Thanks for taking us back to the thrills of the Saturday morning cliffhangars. As you wrote, those addictive episodes served as the gripping prelude to a full day of varied cinematic excitement. Seen again after so many years—during which we’ve all viewed hundreds of movies and enjoyed the advances in the medium (and grown up)—the short, earnest dramas have now acquired a charm and goofiness that is different (but still pleasurable) from what beguiled us as kids. By the way, in this adventure of Commando Cody, I noticed that Clayton Moore is one of the heavies. He, of course, went on to star as the Lone Ranger. I wouldn’t be surprised if sharp-eyed John Drummond, our expert on Westerns, points that out, too.
Subject: Patsy Cline and the Radar Men from the Moon
The Patsy Cline song selected by Dwight Jones was a great choice. One of her most popular hits, "Crazy," was written by a then-unknown singer/songwriter from Texas who had moved to Nashville. His name was Willie Nelson.

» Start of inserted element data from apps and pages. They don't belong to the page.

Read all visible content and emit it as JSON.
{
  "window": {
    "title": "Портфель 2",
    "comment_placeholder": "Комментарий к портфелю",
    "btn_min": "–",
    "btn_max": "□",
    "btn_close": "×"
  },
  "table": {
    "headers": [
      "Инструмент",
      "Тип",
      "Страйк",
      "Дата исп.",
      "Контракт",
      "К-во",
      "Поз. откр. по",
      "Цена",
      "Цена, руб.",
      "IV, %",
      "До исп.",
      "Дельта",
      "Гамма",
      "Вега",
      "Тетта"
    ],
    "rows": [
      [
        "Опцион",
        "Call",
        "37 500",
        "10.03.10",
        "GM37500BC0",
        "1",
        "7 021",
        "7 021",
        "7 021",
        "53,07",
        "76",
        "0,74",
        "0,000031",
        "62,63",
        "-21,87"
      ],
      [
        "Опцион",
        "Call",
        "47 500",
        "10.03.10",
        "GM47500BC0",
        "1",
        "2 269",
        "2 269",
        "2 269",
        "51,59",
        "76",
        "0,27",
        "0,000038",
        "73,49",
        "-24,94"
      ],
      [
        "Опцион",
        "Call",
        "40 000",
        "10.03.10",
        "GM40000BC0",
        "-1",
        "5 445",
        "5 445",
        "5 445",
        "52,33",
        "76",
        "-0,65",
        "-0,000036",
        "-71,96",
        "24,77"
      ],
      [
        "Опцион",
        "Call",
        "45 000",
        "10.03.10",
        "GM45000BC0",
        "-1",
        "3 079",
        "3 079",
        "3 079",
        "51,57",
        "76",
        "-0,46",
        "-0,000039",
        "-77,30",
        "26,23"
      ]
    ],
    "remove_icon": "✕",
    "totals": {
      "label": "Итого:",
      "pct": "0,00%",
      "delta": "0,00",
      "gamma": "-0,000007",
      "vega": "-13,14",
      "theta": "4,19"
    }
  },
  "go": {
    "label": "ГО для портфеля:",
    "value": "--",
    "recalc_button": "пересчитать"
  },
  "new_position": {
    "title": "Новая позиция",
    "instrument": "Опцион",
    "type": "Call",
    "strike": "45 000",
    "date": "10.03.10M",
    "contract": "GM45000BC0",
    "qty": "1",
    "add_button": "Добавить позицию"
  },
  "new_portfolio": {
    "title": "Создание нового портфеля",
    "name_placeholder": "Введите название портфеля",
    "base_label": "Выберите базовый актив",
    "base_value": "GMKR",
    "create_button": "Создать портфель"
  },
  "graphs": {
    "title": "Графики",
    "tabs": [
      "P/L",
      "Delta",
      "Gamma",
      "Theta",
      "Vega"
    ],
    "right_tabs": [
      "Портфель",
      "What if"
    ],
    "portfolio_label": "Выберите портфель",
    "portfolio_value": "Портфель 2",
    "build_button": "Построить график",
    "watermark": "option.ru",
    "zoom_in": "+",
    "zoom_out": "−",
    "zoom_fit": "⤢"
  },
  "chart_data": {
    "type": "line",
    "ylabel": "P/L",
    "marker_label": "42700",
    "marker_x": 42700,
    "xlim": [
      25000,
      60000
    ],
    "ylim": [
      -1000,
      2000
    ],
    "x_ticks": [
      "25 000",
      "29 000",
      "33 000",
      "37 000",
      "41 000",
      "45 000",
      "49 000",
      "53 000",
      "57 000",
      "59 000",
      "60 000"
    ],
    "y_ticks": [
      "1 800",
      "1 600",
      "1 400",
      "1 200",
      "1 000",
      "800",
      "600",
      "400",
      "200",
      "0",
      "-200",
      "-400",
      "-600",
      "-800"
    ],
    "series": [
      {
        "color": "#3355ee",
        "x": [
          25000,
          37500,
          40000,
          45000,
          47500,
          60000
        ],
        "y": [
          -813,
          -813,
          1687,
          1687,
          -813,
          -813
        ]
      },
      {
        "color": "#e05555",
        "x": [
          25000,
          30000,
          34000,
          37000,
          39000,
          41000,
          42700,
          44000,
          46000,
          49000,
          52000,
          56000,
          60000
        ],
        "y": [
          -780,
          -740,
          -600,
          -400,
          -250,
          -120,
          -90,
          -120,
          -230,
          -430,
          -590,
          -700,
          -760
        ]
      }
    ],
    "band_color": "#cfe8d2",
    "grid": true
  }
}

Something I noticed in Episode 1 of "Radar Men From the Moon," was that the good-guy crew buckled seat belts before takeoff in their spaceship; but they were sitting in what appeared to be desk chairs on rollers! Only a kid raised in The Rocket City would take note of such space travel errata. Also, in the opening credits of "Radar Men From The Moon" at the bottom of first-screen credits is the actor Clayton Moore. He plays one of the bad guys, the one on the left in the darker fedora in his opening scene of Episode 1, wielding a revolver. The name may not be familiar to most of us, but his voice should be. A few years later he would star in the title role of "The Lone Ranger" on TV. Since on the TV series we never actually got to see the hero's face, as in: "Who was that masked man?", his voice is instantly recognizable.
TV Trivia Question: Clayton Moore played The Lone Ranger; what was the name of the actor who played Tonto? (ANSWER BELOW)
Subject: Last Week's Issue
Pat King Fanning
Thank you, Rainer for your article - I love hearing folks "walk down memory lane"! Tommy, I loved the jukebox songs. I began playing them and Roy said, "Where is that coming from?" We were singing along - just as we did in "yester-years". Today's music just doesn't hit the spot as well....
Tommy -- I appreciate all you do. Blessings to you and yours this coming holiday season. We must begin to truly cherish our FFF's --- FAMILY, FRIENDS, FREEDOM. Each are so precious to our lives.
TV Trivia Answer: In "The Lone Ranger" TV series, Tonto was played by the actor Jay Silverheels. His horse, Scout, played himself.